I also received my degree classification last Friday.  I have been awarded a First Class Degree in History & Archaeology MA with Honours.  It’s a mouthful, but basically it means I did a pretty damn good job.  A First is the highest degree classification you can get in the UK.  Also, as I found out yesterday, I was one of two students to receive the Archaeological Dissertation Prize.  The award was split this year and is awarded to the student (or students) who received the highest mark for the year on their dissertations.  Maybe it’s time to actually print copies…

If you can remember that far back to April, my dissertation focused on architectural archaeology and cultural heritage management of the Botanic Cottage at the Royal Botanic Garden Edinburgh.  I pulled in a lot of my experiences volunteering at the Cottage for the past two years as well.

But yeah. It’s been exciting.

And honestly, it’s a week illustrating what happens when you really, really want something.  I guess dreams really do come true, kiddos.  And, like, I really, really don’t want to sound like an asshole, but I’m so proud.  I am graduating from a top 20 world university with top honours, hanging out at an archaeological site all summer, and then starting a Masters in a field I love.

I never compare myself to others because we are all flowers growing at our own pace,  however, I do compare myself to past versions.  This is my evaluation: present-Kenn is everything past-Kenn hoped she would be, but, present-Kenn still has work to do so future-Kenn can be her best version.

But, I could have never done it without my friends or my parents or my lecturers or my supervisors or the RBGE or the BRP.  My heart is so full and I owe it to you all.

I’m back to Bamburgh this afternoon and then back to Edinburgh again next week.  My family is arriving for my graduation not long after I get back and it’ll be great to see them.

Happy Summer Solstice!

 

whoa-o we’re halfway there

Hello friends!  It’s me.  Back in civilisation after a month of traveling around and living in the ~great outdoors~.  But just for a bit.

I’ve just finished week two (of five) of the Bamburgh Research Project.  I’m excavating at Bamburgh Castle aka the Anglo-Saxon capital of Northumbria.  There are three weeks left of the excavation but I caught a ride back up to Edinburgh to water my plants, do my laundry, and check up on things around here.

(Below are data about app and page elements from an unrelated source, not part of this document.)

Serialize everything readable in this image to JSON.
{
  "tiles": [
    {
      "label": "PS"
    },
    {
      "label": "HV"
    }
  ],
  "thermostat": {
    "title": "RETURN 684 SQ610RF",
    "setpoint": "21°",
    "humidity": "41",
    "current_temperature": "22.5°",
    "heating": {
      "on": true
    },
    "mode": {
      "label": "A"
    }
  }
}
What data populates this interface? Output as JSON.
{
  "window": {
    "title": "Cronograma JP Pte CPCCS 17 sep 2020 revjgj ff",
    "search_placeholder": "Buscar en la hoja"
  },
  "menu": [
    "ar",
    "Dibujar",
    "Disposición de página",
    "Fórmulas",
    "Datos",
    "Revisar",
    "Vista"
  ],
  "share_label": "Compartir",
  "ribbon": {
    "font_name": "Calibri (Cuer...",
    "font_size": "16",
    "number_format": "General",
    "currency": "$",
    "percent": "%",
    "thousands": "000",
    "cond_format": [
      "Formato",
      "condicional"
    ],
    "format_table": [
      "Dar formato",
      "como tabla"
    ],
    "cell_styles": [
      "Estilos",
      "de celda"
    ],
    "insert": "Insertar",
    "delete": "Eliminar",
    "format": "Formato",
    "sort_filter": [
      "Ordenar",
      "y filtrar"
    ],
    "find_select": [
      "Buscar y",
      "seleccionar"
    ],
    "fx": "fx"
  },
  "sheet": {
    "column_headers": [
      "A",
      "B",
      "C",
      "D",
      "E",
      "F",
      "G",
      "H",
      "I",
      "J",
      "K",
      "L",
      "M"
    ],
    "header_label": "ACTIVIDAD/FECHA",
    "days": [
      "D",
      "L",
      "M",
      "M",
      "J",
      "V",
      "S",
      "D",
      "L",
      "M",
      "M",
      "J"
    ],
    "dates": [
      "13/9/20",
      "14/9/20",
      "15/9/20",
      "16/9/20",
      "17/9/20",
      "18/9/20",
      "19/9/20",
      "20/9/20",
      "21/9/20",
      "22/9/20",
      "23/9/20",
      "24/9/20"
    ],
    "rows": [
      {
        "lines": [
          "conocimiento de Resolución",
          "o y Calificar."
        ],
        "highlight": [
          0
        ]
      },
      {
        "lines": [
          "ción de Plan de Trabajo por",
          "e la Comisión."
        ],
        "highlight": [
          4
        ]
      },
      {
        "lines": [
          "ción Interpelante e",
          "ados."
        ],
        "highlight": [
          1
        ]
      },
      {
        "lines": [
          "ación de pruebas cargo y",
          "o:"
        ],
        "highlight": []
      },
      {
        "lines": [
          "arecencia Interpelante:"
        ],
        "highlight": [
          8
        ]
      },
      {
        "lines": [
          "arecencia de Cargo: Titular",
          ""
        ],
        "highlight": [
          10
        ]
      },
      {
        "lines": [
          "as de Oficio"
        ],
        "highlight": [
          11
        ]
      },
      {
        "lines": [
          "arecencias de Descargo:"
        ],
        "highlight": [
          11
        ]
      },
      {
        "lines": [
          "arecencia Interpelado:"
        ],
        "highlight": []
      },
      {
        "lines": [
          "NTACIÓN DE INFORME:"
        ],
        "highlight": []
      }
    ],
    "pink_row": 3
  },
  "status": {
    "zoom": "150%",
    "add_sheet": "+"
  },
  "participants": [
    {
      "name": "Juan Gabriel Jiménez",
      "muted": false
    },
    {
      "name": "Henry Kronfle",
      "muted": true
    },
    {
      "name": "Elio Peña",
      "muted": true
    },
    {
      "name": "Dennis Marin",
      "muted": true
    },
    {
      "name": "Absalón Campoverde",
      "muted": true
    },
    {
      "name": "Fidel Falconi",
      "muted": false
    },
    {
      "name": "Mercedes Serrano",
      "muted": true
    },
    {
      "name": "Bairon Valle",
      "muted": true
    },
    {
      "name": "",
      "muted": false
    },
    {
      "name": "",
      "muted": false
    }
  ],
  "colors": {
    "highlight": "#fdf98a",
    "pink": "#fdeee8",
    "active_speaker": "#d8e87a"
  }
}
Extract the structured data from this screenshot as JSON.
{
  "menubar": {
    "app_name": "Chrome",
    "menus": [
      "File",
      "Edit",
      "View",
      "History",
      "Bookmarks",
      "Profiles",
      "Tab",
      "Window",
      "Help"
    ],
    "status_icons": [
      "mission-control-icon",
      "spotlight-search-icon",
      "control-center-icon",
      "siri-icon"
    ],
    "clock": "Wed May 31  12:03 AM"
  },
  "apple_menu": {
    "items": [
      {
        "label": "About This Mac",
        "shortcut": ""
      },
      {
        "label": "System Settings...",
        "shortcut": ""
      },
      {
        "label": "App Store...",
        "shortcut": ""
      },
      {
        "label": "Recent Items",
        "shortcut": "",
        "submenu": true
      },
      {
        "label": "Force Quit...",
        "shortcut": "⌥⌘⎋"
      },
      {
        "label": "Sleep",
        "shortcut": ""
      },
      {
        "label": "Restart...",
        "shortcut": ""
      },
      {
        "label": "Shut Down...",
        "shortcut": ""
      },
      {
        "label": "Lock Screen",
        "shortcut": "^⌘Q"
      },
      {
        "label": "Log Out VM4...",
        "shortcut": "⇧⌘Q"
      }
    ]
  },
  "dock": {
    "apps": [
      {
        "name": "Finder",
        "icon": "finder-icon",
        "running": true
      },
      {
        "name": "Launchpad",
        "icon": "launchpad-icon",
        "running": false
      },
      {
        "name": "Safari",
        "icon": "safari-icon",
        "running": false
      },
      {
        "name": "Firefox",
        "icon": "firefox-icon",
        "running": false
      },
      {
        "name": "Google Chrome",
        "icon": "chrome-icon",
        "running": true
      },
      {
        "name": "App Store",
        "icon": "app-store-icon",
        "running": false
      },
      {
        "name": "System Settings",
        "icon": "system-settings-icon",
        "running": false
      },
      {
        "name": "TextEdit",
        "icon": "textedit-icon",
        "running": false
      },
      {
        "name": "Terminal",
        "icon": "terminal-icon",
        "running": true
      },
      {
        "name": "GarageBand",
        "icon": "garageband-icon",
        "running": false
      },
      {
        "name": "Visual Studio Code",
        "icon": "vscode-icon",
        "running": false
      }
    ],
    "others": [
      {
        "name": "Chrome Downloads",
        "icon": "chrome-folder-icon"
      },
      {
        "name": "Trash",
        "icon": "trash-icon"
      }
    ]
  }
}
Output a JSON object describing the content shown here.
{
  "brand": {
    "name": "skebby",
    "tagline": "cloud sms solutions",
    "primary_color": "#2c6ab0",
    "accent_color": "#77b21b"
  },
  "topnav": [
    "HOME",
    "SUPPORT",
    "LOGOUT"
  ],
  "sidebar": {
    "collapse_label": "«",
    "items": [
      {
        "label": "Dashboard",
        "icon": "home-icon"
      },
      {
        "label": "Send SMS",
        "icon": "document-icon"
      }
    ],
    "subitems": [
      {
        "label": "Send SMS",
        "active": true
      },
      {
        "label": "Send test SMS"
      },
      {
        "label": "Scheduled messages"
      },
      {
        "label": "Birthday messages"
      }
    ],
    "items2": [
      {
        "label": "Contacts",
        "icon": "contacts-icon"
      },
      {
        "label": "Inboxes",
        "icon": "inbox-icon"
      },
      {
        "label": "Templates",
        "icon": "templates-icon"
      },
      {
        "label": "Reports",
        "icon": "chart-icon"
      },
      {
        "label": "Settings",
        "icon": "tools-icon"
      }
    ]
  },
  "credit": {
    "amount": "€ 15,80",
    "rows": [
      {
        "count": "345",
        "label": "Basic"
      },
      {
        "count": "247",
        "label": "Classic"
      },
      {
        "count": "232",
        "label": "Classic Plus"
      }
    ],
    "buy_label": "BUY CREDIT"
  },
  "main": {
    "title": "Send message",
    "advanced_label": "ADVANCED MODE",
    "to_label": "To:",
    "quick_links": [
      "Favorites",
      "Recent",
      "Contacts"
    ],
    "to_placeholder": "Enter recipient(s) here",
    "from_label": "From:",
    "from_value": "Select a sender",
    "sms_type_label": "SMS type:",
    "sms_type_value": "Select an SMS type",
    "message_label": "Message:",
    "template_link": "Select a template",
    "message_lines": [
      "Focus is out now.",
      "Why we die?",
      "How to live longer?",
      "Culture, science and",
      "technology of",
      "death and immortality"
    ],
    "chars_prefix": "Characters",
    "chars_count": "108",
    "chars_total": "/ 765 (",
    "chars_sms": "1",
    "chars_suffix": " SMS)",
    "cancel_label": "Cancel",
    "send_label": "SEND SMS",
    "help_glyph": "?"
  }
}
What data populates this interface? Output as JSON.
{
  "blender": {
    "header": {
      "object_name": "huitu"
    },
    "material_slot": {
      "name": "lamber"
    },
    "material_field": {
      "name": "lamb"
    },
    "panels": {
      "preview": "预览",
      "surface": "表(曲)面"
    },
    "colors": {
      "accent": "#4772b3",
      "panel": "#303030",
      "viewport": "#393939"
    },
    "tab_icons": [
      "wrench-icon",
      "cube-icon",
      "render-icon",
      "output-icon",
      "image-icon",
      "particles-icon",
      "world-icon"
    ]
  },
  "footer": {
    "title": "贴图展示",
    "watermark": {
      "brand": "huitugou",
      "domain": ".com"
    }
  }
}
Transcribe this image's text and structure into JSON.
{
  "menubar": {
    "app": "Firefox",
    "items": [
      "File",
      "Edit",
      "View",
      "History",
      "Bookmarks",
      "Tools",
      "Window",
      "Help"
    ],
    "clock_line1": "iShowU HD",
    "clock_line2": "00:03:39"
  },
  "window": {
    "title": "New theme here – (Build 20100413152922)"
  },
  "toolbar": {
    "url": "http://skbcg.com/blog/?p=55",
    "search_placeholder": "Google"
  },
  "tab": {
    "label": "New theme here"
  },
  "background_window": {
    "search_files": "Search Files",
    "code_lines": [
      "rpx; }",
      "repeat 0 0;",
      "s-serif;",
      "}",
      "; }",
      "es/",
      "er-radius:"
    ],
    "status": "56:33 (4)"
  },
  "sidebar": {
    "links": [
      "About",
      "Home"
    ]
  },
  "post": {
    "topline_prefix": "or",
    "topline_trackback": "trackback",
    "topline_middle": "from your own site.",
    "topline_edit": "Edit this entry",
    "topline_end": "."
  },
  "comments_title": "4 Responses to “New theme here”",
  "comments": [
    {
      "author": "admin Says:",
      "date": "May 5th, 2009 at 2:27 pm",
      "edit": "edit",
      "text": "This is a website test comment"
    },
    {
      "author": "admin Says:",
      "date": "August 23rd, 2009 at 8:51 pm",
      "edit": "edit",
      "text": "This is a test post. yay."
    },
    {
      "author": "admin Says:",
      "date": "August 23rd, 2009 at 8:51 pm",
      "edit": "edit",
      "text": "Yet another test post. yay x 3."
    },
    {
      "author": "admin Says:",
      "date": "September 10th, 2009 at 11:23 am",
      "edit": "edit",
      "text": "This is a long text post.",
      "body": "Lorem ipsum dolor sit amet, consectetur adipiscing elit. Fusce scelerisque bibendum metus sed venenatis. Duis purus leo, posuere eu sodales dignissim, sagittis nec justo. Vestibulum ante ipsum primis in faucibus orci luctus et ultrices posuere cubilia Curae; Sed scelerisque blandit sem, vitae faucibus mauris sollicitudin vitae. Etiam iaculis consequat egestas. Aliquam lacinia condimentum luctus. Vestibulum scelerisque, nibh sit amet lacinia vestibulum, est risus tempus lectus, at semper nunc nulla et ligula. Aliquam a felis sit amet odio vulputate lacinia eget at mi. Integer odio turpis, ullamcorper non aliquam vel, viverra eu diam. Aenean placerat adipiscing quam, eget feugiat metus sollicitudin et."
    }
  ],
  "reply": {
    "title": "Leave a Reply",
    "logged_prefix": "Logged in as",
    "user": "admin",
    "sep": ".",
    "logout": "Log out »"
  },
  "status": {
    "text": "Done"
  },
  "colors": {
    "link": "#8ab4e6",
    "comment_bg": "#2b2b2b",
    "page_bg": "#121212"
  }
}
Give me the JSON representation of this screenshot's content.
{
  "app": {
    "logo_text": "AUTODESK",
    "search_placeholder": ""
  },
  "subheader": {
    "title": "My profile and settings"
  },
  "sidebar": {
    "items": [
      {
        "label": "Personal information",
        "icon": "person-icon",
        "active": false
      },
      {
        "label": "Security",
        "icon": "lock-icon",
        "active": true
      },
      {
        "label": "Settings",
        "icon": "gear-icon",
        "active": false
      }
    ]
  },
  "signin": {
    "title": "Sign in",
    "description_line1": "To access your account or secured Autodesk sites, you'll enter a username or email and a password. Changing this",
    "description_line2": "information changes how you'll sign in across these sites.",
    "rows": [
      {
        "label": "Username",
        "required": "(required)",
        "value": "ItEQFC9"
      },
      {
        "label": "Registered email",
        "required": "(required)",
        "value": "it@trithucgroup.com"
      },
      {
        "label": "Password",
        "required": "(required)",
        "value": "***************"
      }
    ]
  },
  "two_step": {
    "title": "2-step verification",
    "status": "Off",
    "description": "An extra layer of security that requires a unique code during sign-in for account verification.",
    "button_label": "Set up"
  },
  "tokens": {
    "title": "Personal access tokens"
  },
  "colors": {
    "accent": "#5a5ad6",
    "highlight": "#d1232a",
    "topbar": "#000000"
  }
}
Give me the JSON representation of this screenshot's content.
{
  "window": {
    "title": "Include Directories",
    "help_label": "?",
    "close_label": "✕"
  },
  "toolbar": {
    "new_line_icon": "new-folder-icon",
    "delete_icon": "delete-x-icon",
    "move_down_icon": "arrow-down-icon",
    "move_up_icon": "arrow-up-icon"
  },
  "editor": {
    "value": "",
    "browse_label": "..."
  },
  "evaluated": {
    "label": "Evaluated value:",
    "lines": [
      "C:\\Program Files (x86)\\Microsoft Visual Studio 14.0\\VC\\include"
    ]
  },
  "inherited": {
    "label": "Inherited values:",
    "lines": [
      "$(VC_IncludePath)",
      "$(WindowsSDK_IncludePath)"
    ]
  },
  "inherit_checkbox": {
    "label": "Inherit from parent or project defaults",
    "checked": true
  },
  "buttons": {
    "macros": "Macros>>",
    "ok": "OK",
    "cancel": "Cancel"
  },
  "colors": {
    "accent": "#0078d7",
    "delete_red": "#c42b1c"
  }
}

Just quickly because I’ll write a longer post at the end of the excavation, I’ve been working in the outer ward of the castle which was used as a manufacturing centre for the castle.  Think metal working, smithing, and animal production.  Past excavations have uncovered everything from patent welded swords to a metric fuckton of animal bone.  I’m staying in Belford with the rest of the excavation crew, in you guessed it, another tent!  And you guessed it, my back hates me.

We spend the first week cleaning out the trench and setting up for the season.  The second week, I excavated a corner of the trench which had evidence of burning aka fire cracked stones, charcoal, different colours of soils.  The rest of the week I helped to literally move a metric fuckton of soil to reopen another trench for re-evaluation.  I used some rope knowledge to hip belay buckets on buckets on buckets of backfill.

[Dad, I know you’re going to make some joke about me ‘actually doing manual labor’ in the comments.]

But it’s been fun.

I got all my marks back for the year and ended second year with a solid 2:1.  I’m now a Third Year!  Cries.  I’ve chosen my classes for next year.  It look like I’ll either have a course on the Crusades and Medieval Society or a course on Conflict Archaeology for first semester plus two required courses.  For second semester I have one required Archaeology course and then hopefully a course on the History of Tea (it sounded fun, okay?) or the Crusade class if I didn’t get it first semester and then another class in Forensics.

But anyway, that’s what’s up and why I’ve been more AWOL than usual.